In his book, Leadership Jazz, Max de Pree, says: “I enjoy jazz and one way to think about leadership is to consider a jazz band leader. Jazz-band leaders must choose the music, find the right musicians and perform – in public.
But the effect of the performance depends on so many things—the environment, the [people] playing in the band, the need for everybody to perform as individuals and as a group, the absolute dependence of the leader on the members of the band, the need of the leaders for the followers to play well. That’s not a bad summary of an organization!
Jazz band leadership is an expression of servant leadership. For the leader of a jazz band has the opportunity to draw the best out of the other musicians. And jazz, like leadership, combines the unpredictability of the future with the gifts of individuals.”
Writing [p102-103] about how we might draw out the creativity of our staff, Max de Pree picks up his favourite image again and says, “Creative work needs the ethos of jazz….. A [Jazz] Leader will pick the tune, set the tempo, start the music and define a ‘style’.
After that it’s up to the band to be disciplined and free, wild and restrained, leaders and followers, focused and wide-ranging, playing the music for the audience and accountable to the requirements of the band.
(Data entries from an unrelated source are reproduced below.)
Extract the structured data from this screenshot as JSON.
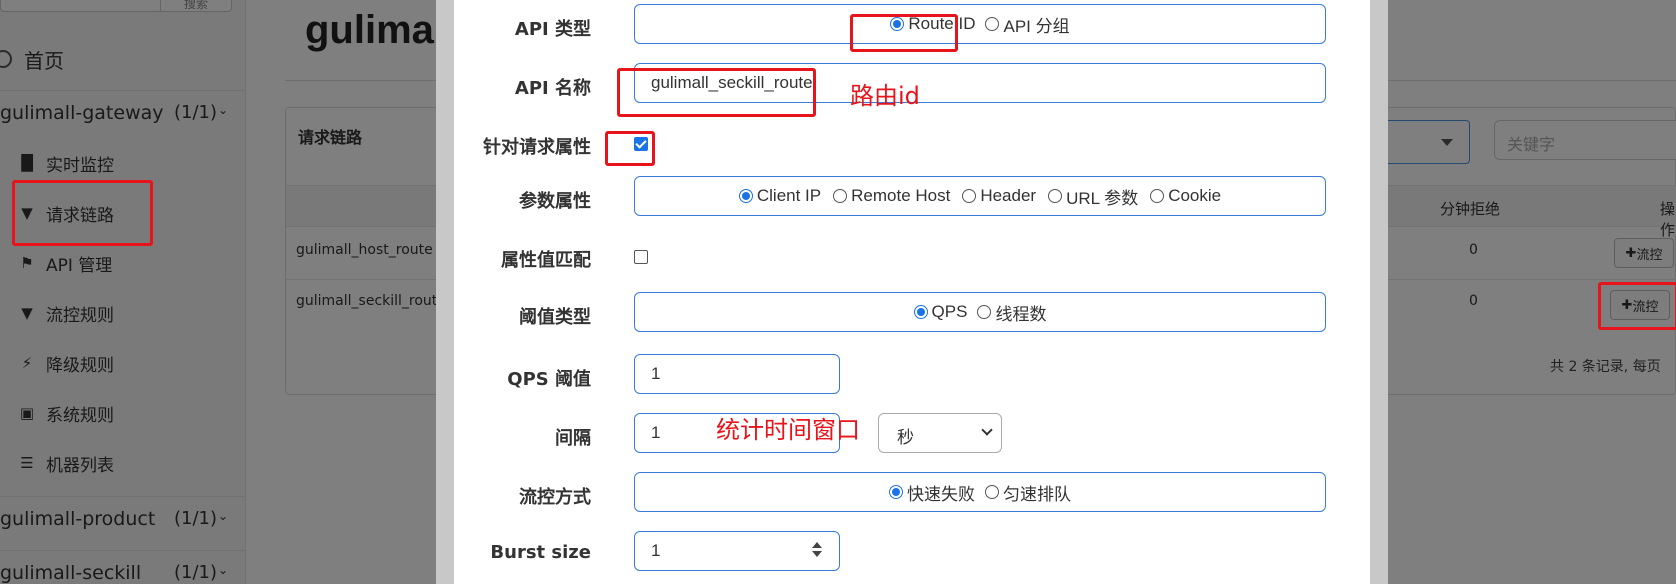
{
  "sidebar": {
    "search_button": "搜索",
    "home_label": "首页",
    "apps": [
      {
        "name": "gulimall-gateway",
        "count": "(1/1)"
      },
      {
        "name": "gulimall-product",
        "count": "(1/1)"
      },
      {
        "name": "gulimall-seckill",
        "count": "(1/1)"
      }
    ],
    "items": [
      {
        "label": "实时监控",
        "icon": "bar-chart-icon"
      },
      {
        "label": "请求链路",
        "icon": "filter-icon"
      },
      {
        "label": "API 管理",
        "icon": "tags-icon"
      },
      {
        "label": "流控规则",
        "icon": "filter-icon"
      },
      {
        "label": "降级规则",
        "icon": "bolt-icon"
      },
      {
        "label": "系统规则",
        "icon": "lock-icon"
      },
      {
        "label": "机器列表",
        "icon": "list-icon"
      }
    ]
  },
  "main": {
    "title": "gulimall-gateway",
    "panel_label": "请求链路",
    "search_placeholder": "关键字",
    "columns": {
      "reject_per_min": "分钟拒绝",
      "op": "操作"
    },
    "rows": [
      {
        "resource": "gulimall_host_route",
        "reject": "0",
        "action": "流控"
      },
      {
        "resource": "gulimall_seckill_route",
        "reject": "0",
        "action": "流控"
      }
    ],
    "pager": "共 2 条记录, 每页"
  },
  "modal": {
    "api_type": {
      "label": "API 类型",
      "options": [
        "Route ID",
        "API 分组"
      ],
      "selected": "Route ID"
    },
    "api_name": {
      "label": "API 名称",
      "value": "gulimall_seckill_route"
    },
    "req_attr": {
      "label": "针对请求属性",
      "checked": true
    },
    "param_attr": {
      "label": "参数属性",
      "options": [
        "Client IP",
        "Remote Host",
        "Header",
        "URL 参数",
        "Cookie"
      ],
      "selected": "Client IP"
    },
    "attr_match": {
      "label": "属性值匹配",
      "checked": false
    },
    "threshold_type": {
      "label": "阈值类型",
      "options": [
        "QPS",
        "线程数"
      ],
      "selected": "QPS"
    },
    "qps_threshold": {
      "label": "QPS 阈值",
      "value": "1"
    },
    "interval": {
      "label": "间隔",
      "value": "1",
      "unit": "秒"
    },
    "control_mode": {
      "label": "流控方式",
      "options": [
        "快速失败",
        "匀速排队"
      ],
      "selected": "快速失败"
    },
    "burst": {
      "label": "Burst size",
      "value": "1"
    }
  },
  "annotations": {
    "route_id_note": "路由id",
    "window_note": "统计时间窗口",
    "color": "#e8141b"
  }
}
Jazz-band leaders know how to integrate the voices in the band without diminishing their uniqueness. The individuals in the band are expected to play solo and together. What a wonderful way to think about leadership and working with others to create a vital community or productive organization!”
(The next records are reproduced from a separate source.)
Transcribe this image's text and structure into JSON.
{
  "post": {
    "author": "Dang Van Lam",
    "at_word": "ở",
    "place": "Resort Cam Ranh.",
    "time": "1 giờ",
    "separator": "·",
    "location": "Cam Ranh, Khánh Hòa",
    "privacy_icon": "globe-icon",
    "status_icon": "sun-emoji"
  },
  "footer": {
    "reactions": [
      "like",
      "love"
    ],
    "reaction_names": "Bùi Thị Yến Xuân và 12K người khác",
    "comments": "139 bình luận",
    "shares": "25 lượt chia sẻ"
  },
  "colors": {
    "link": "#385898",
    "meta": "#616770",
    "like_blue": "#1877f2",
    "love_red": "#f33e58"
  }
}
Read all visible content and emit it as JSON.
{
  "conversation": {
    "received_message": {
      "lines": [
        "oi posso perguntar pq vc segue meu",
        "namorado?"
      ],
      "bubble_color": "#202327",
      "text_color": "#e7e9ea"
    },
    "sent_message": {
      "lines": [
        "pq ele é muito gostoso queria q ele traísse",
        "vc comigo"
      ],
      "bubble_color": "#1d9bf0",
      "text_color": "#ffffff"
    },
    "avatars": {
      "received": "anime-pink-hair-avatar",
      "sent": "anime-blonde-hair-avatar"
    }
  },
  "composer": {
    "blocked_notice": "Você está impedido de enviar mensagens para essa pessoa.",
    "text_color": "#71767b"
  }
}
I wonder what image we might select that would typify the unique style to which we might aspire? Or what image might select us that will fire up our imagination and stimulate a fresh sense of urgency about our work with others?
Source: Max De Pree, Leadership Jazz (New York: Dell Publishing, 1992), 8-9, 102-3.
Image: Jazz Band